Next Tuesday, February 22, marks 290 years since George Washington was born! Take some time to walk, listen, and learn a bit about the impact of America’s first president with The Walking Classroom (4-#86, Complete-#71).
A Little about Washington’s Life
George Washington shaped our nation. Like the rest of the founding fathers, his choices still affect the nation today. Washington’s legacy, however, starts about 33 years before the Revolutionary War. In a little settlement at Pope’s Creek, Virginia. Washington’s father, Augustine, died when Washington was only 11. Unlike his elder brothers, Washington never actually went to college! Instead, he was tutored at home.
In 1752, Washington’s brother died, which inspired Washington to join the Virginia colonial militia in his honor. After six years with the British Army and earning much distinction, Washington resigned from service.
Returning to a Virginia plantation, George Washington married Martha Dandridge Custis. The couple quickly rose to prominence within the Virginia upper class. However, the couple never had children together.
A Revolutionary War
Soon, the oppression of the British government became too much for Washington and many colonists to bear. In 1774, Washington and the other founding fathers decided that something had to be done. The First Continental Congress created the Continental Army, and Samuel and John Adams selected Washington to be commander-in-chief. They picked him for his leadership expertise. It appears Washington was the right choice! He led the newborn army to victory, forging strong alliances with French leaders like the Marquis de Lafayette.
Help students dig deeper into Washington’s role in the Revolutionary war with a lesson plan tracing events in the North from 1775 to 1778, or simply share some Revolutionary War facts. Finish out on a musical note with a PBS lesson on Revolutionary War music! Music isn’t just fun to listen to — it can carry important messages and inspire those who hear it.

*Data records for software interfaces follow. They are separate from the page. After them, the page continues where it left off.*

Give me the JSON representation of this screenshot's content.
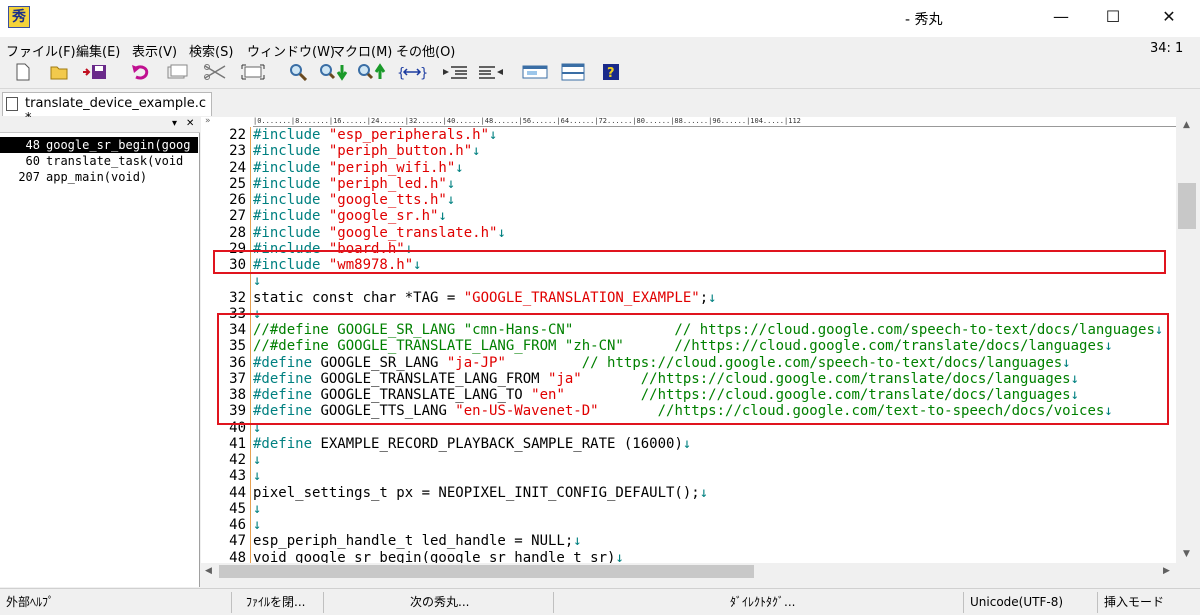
{
  "window": {
    "title": "- 秀丸",
    "app_icon": "秀",
    "minimize": "—",
    "maximize": "☐",
    "close": "✕"
  },
  "menu": [
    "ファイル(F)",
    "編集(E)",
    "表示(V)",
    "検索(S)",
    "ウィンドウ(W)",
    "マクロ(M)",
    "その他(O)"
  ],
  "cursor_position": "34: 1",
  "toolbar_icons": [
    "new-file-icon",
    "open-folder-icon",
    "save-icon",
    "undo-icon",
    "copy-icon",
    "cut-icon",
    "paste-icon",
    "search-icon",
    "search-down-icon",
    "search-up-icon",
    "bracket-jump-icon",
    "indent-icon",
    "outdent-icon",
    "window-icon",
    "split-window-icon",
    "help-icon"
  ],
  "tab": {
    "label": "translate_device_example.c *"
  },
  "outline": {
    "dropdown": "▾",
    "close": "✕",
    "items": [
      {
        "line": "48",
        "name": "google_sr_begin(goog",
        "selected": true
      },
      {
        "line": "60",
        "name": "translate_task(void",
        "selected": false
      },
      {
        "line": "207",
        "name": "app_main(void)",
        "selected": false
      }
    ]
  },
  "ruler": "|0.......|8.......|16......|24......|32......|40......|48......|56......|64......|72......|80......|88......|96......|104.....|112",
  "lines": [
    {
      "n": "22",
      "segs": [
        [
          "kw",
          "#include "
        ],
        [
          "str",
          "\"esp_peripherals.h\""
        ],
        [
          "nl",
          "↓"
        ]
      ]
    },
    {
      "n": "23",
      "segs": [
        [
          "kw",
          "#include "
        ],
        [
          "str",
          "\"periph_button.h\""
        ],
        [
          "nl",
          "↓"
        ]
      ]
    },
    {
      "n": "24",
      "segs": [
        [
          "kw",
          "#include "
        ],
        [
          "str",
          "\"periph_wifi.h\""
        ],
        [
          "nl",
          "↓"
        ]
      ]
    },
    {
      "n": "25",
      "segs": [
        [
          "kw",
          "#include "
        ],
        [
          "str",
          "\"periph_led.h\""
        ],
        [
          "nl",
          "↓"
        ]
      ]
    },
    {
      "n": "26",
      "segs": [
        [
          "kw",
          "#include "
        ],
        [
          "str",
          "\"google_tts.h\""
        ],
        [
          "nl",
          "↓"
        ]
      ]
    },
    {
      "n": "27",
      "segs": [
        [
          "kw",
          "#include "
        ],
        [
          "str",
          "\"google_sr.h\""
        ],
        [
          "nl",
          "↓"
        ]
      ]
    },
    {
      "n": "28",
      "segs": [
        [
          "kw",
          "#include "
        ],
        [
          "str",
          "\"google_translate.h\""
        ],
        [
          "nl",
          "↓"
        ]
      ]
    },
    {
      "n": "29",
      "segs": [
        [
          "kw",
          "#include "
        ],
        [
          "str",
          "\"board.h\""
        ],
        [
          "nl",
          "↓"
        ]
      ]
    },
    {
      "n": "30",
      "segs": [
        [
          "kw",
          "#include "
        ],
        [
          "str",
          "\"wm8978.h\""
        ],
        [
          "nl",
          "↓"
        ]
      ]
    },
    {
      "n": "",
      "segs": [
        [
          "nl",
          "↓"
        ]
      ]
    },
    {
      "n": "32",
      "segs": [
        [
          "",
          "static const char *TAG = "
        ],
        [
          "str",
          "\"GOOGLE_TRANSLATION_EXAMPLE\""
        ],
        [
          "",
          ";"
        ],
        [
          "nl",
          "↓"
        ]
      ]
    },
    {
      "n": "33",
      "segs": [
        [
          "nl",
          "↓"
        ]
      ]
    },
    {
      "n": "34",
      "segs": [
        [
          "cm",
          "//#define GOOGLE_SR_LANG \"cmn-Hans-CN\"            // https://cloud.google.com/speech-to-text/docs/languages"
        ],
        [
          "nl",
          "↓"
        ]
      ]
    },
    {
      "n": "35",
      "segs": [
        [
          "cm",
          "//#define GOOGLE_TRANSLATE_LANG_FROM \"zh-CN\"      //https://cloud.google.com/translate/docs/languages"
        ],
        [
          "nl",
          "↓"
        ]
      ]
    },
    {
      "n": "36",
      "segs": [
        [
          "kw",
          "#define "
        ],
        [
          "",
          "GOOGLE_SR_LANG "
        ],
        [
          "str",
          "\"ja-JP\""
        ],
        [
          "cm",
          "         // https://cloud.google.com/speech-to-text/docs/languages"
        ],
        [
          "nl",
          "↓"
        ]
      ]
    },
    {
      "n": "37",
      "segs": [
        [
          "kw",
          "#define "
        ],
        [
          "",
          "GOOGLE_TRANSLATE_LANG_FROM "
        ],
        [
          "str",
          "\"ja\""
        ],
        [
          "cm",
          "       //https://cloud.google.com/translate/docs/languages"
        ],
        [
          "nl",
          "↓"
        ]
      ]
    },
    {
      "n": "38",
      "segs": [
        [
          "kw",
          "#define "
        ],
        [
          "",
          "GOOGLE_TRANSLATE_LANG_TO "
        ],
        [
          "str",
          "\"en\""
        ],
        [
          "cm",
          "         //https://cloud.google.com/translate/docs/languages"
        ],
        [
          "nl",
          "↓"
        ]
      ]
    },
    {
      "n": "39",
      "segs": [
        [
          "kw",
          "#define "
        ],
        [
          "",
          "GOOGLE_TTS_LANG "
        ],
        [
          "str",
          "\"en-US-Wavenet-D\""
        ],
        [
          "cm",
          "       //https://cloud.google.com/text-to-speech/docs/voices"
        ],
        [
          "nl",
          "↓"
        ]
      ]
    },
    {
      "n": "40",
      "segs": [
        [
          "nl",
          "↓"
        ]
      ]
    },
    {
      "n": "41",
      "segs": [
        [
          "kw",
          "#define "
        ],
        [
          "",
          "EXAMPLE_RECORD_PLAYBACK_SAMPLE_RATE (16000)"
        ],
        [
          "nl",
          "↓"
        ]
      ]
    },
    {
      "n": "42",
      "segs": [
        [
          "nl",
          "↓"
        ]
      ]
    },
    {
      "n": "43",
      "segs": [
        [
          "nl",
          "↓"
        ]
      ]
    },
    {
      "n": "44",
      "segs": [
        [
          "",
          "pixel_settings_t px = NEOPIXEL_INIT_CONFIG_DEFAULT();"
        ],
        [
          "nl",
          "↓"
        ]
      ]
    },
    {
      "n": "45",
      "segs": [
        [
          "nl",
          "↓"
        ]
      ]
    },
    {
      "n": "46",
      "segs": [
        [
          "nl",
          "↓"
        ]
      ]
    },
    {
      "n": "47",
      "segs": [
        [
          "",
          "esp_periph_handle_t led_handle = NULL;"
        ],
        [
          "nl",
          "↓"
        ]
      ]
    },
    {
      "n": "48",
      "segs": [
        [
          "",
          "void google_sr_begin(google_sr_handle_t sr)"
        ],
        [
          "nl",
          "↓"
        ]
      ]
    }
  ],
  "status": {
    "help": "外部ﾍﾙﾌﾟ",
    "close_file": "ﾌｧｲﾙを閉...",
    "next_hidemaru": "次の秀丸...",
    "direct_tag": "ﾀﾞｲﾚｸﾄﾀｸﾞ...",
    "encoding": "Unicode(UTF-8)",
    "mode": "挿入モード"
  }
}
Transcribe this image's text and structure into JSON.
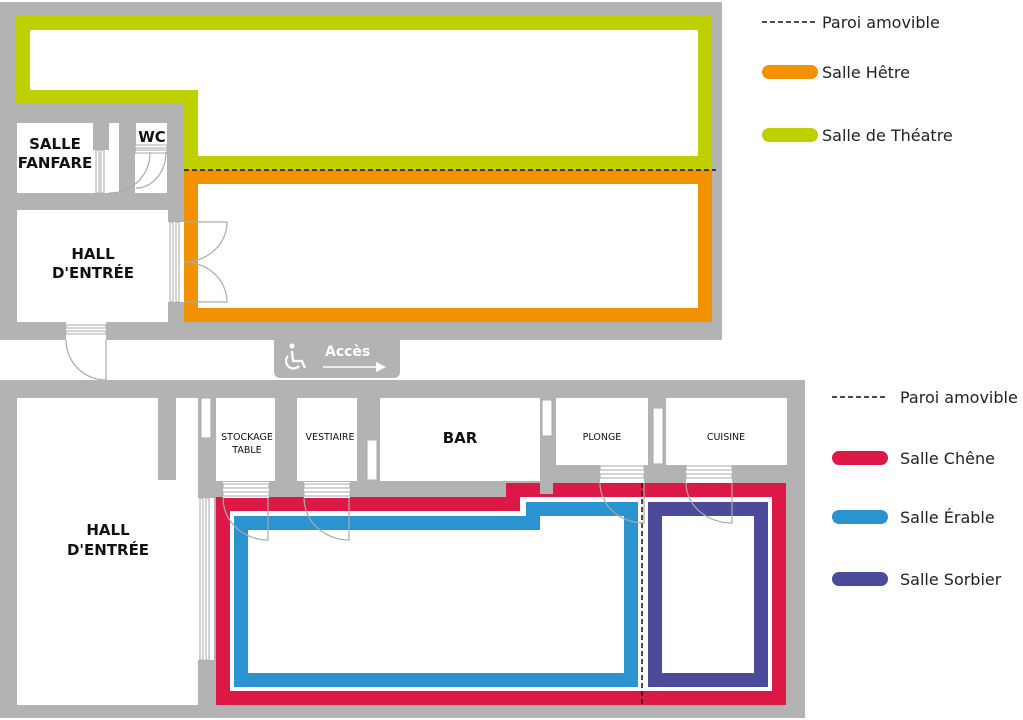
{
  "colors": {
    "wall": "#b3b3b3",
    "theatre": "#bed000",
    "hetre": "#f39200",
    "chene": "#dc1846",
    "erable": "#2b93cf",
    "sorbier": "#4c4a9b"
  },
  "top": {
    "rooms": {
      "fanfare": [
        "SALLE",
        "FANFARE"
      ],
      "wc": "WC",
      "hall": [
        "HALL",
        "D'ENTRÉE"
      ]
    },
    "access": {
      "label": "Accès",
      "icon": "wheelchair-icon"
    },
    "legend": [
      {
        "type": "dashed",
        "label": "Paroi amovible"
      },
      {
        "type": "hetre",
        "label": "Salle Hêtre"
      },
      {
        "type": "theatre",
        "label": "Salle de Théatre"
      }
    ]
  },
  "bottom": {
    "rooms": {
      "hall": [
        "HALL",
        "D'ENTRÉE"
      ],
      "stockage": [
        "STOCKAGE",
        "TABLE"
      ],
      "vestiaire": "VESTIAIRE",
      "bar": "BAR",
      "plonge": "PLONGE",
      "cuisine": "CUISINE"
    },
    "legend": [
      {
        "type": "dashed",
        "label": "Paroi amovible"
      },
      {
        "type": "chene",
        "label": "Salle Chêne"
      },
      {
        "type": "erable",
        "label": "Salle Érable"
      },
      {
        "type": "sorbier",
        "label": "Salle Sorbier"
      }
    ]
  }
}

At the end of the war, Washington wanted to retire. However, the Constitutional Convention of 1787 convinced him to re-enter politics. Just two years later, he was elected America’s first president. Washington served two terms, and worked to defuse much of the early political turmoil. Afterwards, he retired, living at Mount Vernon until a peaceful death.
Not Just a President
Start your students off with a journey to Mount Vernon, George Washington’s home. The Mount Vernon Ladies’ Association offers a virtual tour, complete with interesting facts about the estate! The Mount Vernon website also offers a number of fascinating lessons and articles to grow your students’ knowledge about George Washington’s life, including Ten Facts on George Washington and the Revolutionary War.
Supplement your study on the life of George Washington with some books for kids. It may be hard to imagine, but this great leader was just an ordinary man who rose to do extraordinary things.
Younger students may benefit from the kid-friendly introduction of My Little Golden Book about George Washington! By Lori Haskins Houran and Illustrated by Viviana Garofoli, this book provides a blend of interesting anecdotes and fun facts to capture Washington in an engaging light.
Lastly, George Washington, Spymaster: How the Americans Outspied the British and Won the Revolutionary War (1100L) might interest older students, especially as a great introduction to a Revolutionary War lesson. Written by Thomas B. Allen, this book provides an in-depth look into how Washington became America’s great ‘spymaster’!
Learning More: An Unconventional Convention!
Need more context on the Constitution? The Walking Classroom has you covered! Once kids have listened to the U.S. Preamble Constitution and Preamble (4-#58, Complete-#72) podcast, introduce them to the Constitutional Convention.
Washington believed the Articles of Confederation were too weak to hold the Nation together. Round out students’ understanding of the 1787 Convention with a Library of Congress lesson on the Articles of Confederation and the Constitution. Or, have students learn about the “road” to the constitution!
Inspired by these ideas? Learn about other ways to extend the lesson on other timely topics in future posts!